The Song of the Faerie Prince
by Tay LaRoi.
Six Word Summary: QUILTBAG* representation + fairies = an amazing read!
Blurb: Sixteen-year-old Gia Johnson is comfortable in the background, but when dark magic looms over her town, her beautiful voice will put her in a spotlight she never imagined: the Seelie Court. To get out alive and save her childhood friend, she’ll have to trust Oliver O’Brian, a trans classmate and a Prince of Faerie, especially when an ancient evil rears its ugly head from the depths of Lake Michigan. All the while, Gia finds herself drawn to Oliver, but what does that mean if she’s always liked girls?
Length: 222 pages.
Read as an: eBook.
My Thoughts: I really liked this book. I liked this book so much that I finished the 210 pages within a day and a half, despite working both days. I found myself just smiling and enjoying pretty much every moment of the book.
The Song of the Fairy Prince is the third book of The Faerie Court Chronicles, however I read the book completely out of order. I didn’t find any huge gaps in my knowledge and I easily read this as a stand alone. There were some allusions to and appearances of past events and characters but if anything, they made me want to read the two earlier books.
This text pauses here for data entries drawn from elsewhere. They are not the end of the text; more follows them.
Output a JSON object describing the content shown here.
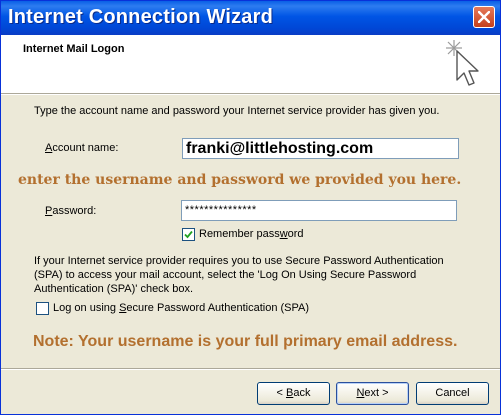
{
  "window": {
    "title": "Internet Connection Wizard"
  },
  "header": {
    "title": "Internet Mail Logon"
  },
  "intro": "Type the account name and password your Internet service provider has given you.",
  "account": {
    "label_u": "A",
    "label_rest": "ccount name:",
    "value": "franki@littlehosting.com"
  },
  "annotation_top": "enter the username and password we provided you  here.",
  "password": {
    "label_u": "P",
    "label_rest": "assword:",
    "value": "***************"
  },
  "remember": {
    "label_pre": "Remember pass",
    "label_u": "w",
    "label_post": "ord",
    "checked": true
  },
  "spa": {
    "info": "If your Internet service provider requires you to use Secure Password Authentication (SPA) to access your mail account, select the 'Log On Using Secure Password Authentication (SPA)' check box.",
    "label_pre": "Log on using ",
    "label_u": "S",
    "label_post": "ecure Password Authentication (SPA)",
    "checked": false
  },
  "annotation_bottom": "Note: Your username is your full primary email address.",
  "buttons": {
    "back_pre": "< ",
    "back_u": "B",
    "back_post": "ack",
    "next_u": "N",
    "next_post": "ext >",
    "cancel": "Cancel"
  },
  "icons": {
    "close": "close-icon",
    "wizard": "wizard-sparkle-cursor-icon",
    "check": "checkmark-icon"
  }
}
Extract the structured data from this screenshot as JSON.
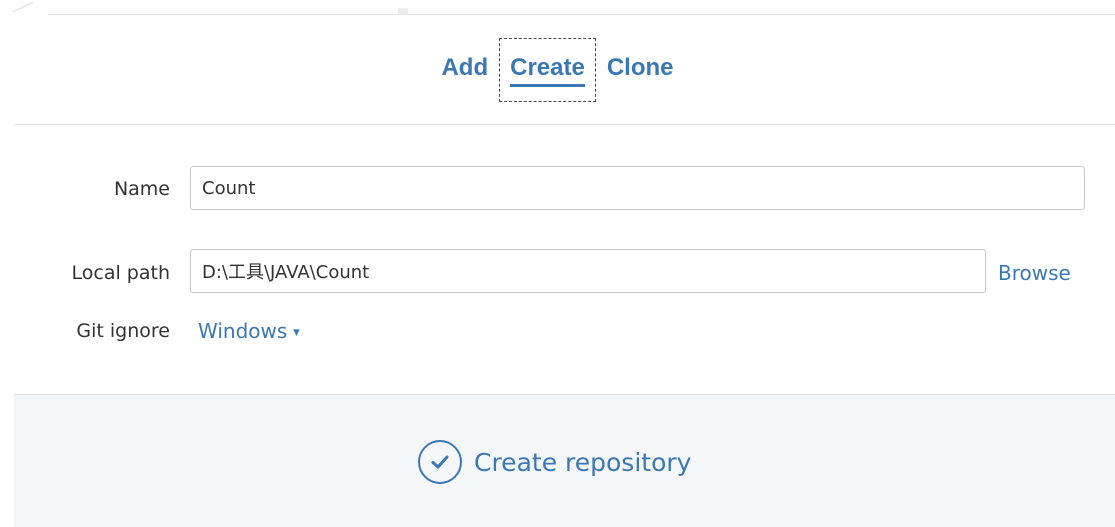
{
  "tabs": [
    {
      "label": "Add"
    },
    {
      "label": "Create",
      "active": true
    },
    {
      "label": "Clone"
    }
  ],
  "form": {
    "name_label": "Name",
    "name_value": "Count",
    "path_label": "Local path",
    "path_value": "D:\\工具\\JAVA\\Count",
    "browse_label": "Browse",
    "gitignore_label": "Git ignore",
    "gitignore_value": "Windows",
    "gitignore_caret": "▾"
  },
  "footer": {
    "create_label": "Create repository"
  },
  "colors": {
    "accent": "#3a78b4",
    "footer_bg": "#f5f6f7"
  },
  "icons": {
    "create": "check-circle-icon",
    "dropdown": "caret-down-icon"
  }
}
The characters of The Song of the Fairy Prince were a real highlight for me. The two characters Gia and Oliver were amazing. I found each to be so individual and so compelling and so cute and it’s my review I can use poor grammar if I want to.
I felt particularly close to Gia, she seemed so real with her insecurities and struggles to find a place for herself. While I’m not biracial, I found Gia’s inner conflict to find a space for herself incredibly compelling. Minor spoiler alerts ahead – My love for Gia was cemented when she discussed her desire to find a ‘square’ that she fit completely in, namely by identifying as a lesbian. The frank and open discussion of how she felt like an outsider within her two racial identities, coupled with how her feelings for Oliver challenged her idea of herself, was incredibly powerful. It was so great getting to see this struggle represented in a character.
Oliver was also an incredible character. I really enjoyed how, once again, there was this internal struggle for the character. Oliver had and still was, coming to terms with the idea of ‘burdening’ his parents with accepting his trans identity with deciding to then ‘burden’ them again with the reveal of his true Faerie parentage. It was also great to see his quiet confidence and his desire to prove himself. Coupled with Gia, these two were such a pleasure to read.
I know I haven’t talked about the plot of The Song of the Fairy Prince, but I cannot get over my love for Gia and Oliver. To see Gia recognise her feelings for Oliver, to see her come to grips with her sexuality and admit to herself that it’s okay to evolve as a person, was so amazing. To see the two characters think through and experience these issues in a young adult book was so refreshing and important. Where were these books when I was a teenager?!
Best Bits: I’m not going to lie, I got the warm fuzzies whenever Gia and Oliver had moments together. I think their relationship was so cute and honestly, I would love to see more of these two ❤
Another thing I loved,was when Gia and Oliver discus their previous dating history. I usually hate when characters talks about their past sexual/romantic relationships (no judgements 😛 ) but I really enjoyed seeing Oliver as a sexual being. That voice 😉
Recommendations: If you’re an avid young adult or fantasy reader then this book is a must. If you’re not an ‘avid’ reader but still like Young Adult and fantasy, I still think this book is a must!
Also if you’re someone who’s interested in reading more books with QUILTBAG* characters, definitely give this book a read.
Also also, if you’re a fan of Holly Black, you should really try reading this book!
*QUILTBAG = Acronym of Queer/Questioning, Undecided, Intersex, Lesbian, Trans, Bisexual, Asexual, and Gay/Genderqueer.
Please note: I received a copy of The Song of the Fairy Prince from NetGalley.